RECORDED DATA START

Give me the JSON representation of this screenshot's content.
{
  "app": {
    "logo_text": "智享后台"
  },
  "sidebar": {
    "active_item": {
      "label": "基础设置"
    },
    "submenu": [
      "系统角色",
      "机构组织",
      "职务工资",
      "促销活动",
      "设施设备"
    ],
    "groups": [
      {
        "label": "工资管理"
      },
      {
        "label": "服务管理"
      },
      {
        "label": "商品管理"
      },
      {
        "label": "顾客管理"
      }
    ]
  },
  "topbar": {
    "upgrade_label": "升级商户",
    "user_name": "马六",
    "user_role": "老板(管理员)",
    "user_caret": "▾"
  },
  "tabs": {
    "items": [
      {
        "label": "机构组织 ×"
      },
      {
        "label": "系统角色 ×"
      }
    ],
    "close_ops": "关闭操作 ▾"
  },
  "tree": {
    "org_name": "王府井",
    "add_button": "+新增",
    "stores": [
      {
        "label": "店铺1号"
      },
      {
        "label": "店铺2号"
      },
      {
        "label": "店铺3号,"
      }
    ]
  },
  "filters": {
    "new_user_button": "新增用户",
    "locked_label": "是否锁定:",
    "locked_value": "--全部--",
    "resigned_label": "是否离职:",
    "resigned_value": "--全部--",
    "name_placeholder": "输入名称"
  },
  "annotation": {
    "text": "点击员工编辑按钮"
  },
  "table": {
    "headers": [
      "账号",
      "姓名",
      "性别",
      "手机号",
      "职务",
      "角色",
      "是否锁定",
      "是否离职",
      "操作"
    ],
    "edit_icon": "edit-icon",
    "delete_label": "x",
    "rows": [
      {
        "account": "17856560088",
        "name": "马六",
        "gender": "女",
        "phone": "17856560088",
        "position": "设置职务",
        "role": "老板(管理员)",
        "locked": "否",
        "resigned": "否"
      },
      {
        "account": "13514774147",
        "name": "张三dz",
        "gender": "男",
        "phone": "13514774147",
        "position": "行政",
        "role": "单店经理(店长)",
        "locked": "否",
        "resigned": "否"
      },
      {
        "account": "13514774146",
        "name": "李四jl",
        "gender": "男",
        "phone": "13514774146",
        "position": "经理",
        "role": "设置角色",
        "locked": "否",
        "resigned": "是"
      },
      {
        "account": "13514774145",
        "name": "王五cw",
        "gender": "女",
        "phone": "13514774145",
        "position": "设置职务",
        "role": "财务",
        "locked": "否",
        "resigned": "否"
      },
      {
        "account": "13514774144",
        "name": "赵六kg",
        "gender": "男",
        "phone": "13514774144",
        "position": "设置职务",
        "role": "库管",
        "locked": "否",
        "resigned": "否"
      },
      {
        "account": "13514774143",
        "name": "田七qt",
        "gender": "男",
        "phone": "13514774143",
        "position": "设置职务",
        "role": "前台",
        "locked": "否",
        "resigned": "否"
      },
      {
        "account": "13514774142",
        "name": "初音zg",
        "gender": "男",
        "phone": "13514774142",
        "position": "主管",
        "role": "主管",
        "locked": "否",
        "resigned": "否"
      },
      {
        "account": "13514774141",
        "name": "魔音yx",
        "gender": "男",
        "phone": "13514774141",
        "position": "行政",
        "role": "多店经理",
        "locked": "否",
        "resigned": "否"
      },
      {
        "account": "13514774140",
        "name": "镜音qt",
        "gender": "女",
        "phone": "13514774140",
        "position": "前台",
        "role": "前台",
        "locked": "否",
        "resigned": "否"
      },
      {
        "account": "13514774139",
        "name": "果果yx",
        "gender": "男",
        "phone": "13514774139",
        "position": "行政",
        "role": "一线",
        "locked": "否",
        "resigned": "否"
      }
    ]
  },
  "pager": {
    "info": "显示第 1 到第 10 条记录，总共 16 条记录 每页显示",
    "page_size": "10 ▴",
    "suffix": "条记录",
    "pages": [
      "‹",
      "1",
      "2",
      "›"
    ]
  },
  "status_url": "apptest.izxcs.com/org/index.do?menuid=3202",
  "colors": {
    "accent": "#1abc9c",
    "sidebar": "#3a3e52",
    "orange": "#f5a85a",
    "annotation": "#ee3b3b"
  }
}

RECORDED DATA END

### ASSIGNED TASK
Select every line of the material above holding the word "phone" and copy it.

### SOLUTION TO THE EXERCISE
        "phone": "17856560088",
        "phone": "13514774147",
        "phone": "13514774146",
        "phone": "13514774145",
        "phone": "13514774144",
        "phone": "13514774143",
        "phone": "13514774142",
        "phone": "13514774141",
        "phone": "13514774140",
        "phone": "13514774139",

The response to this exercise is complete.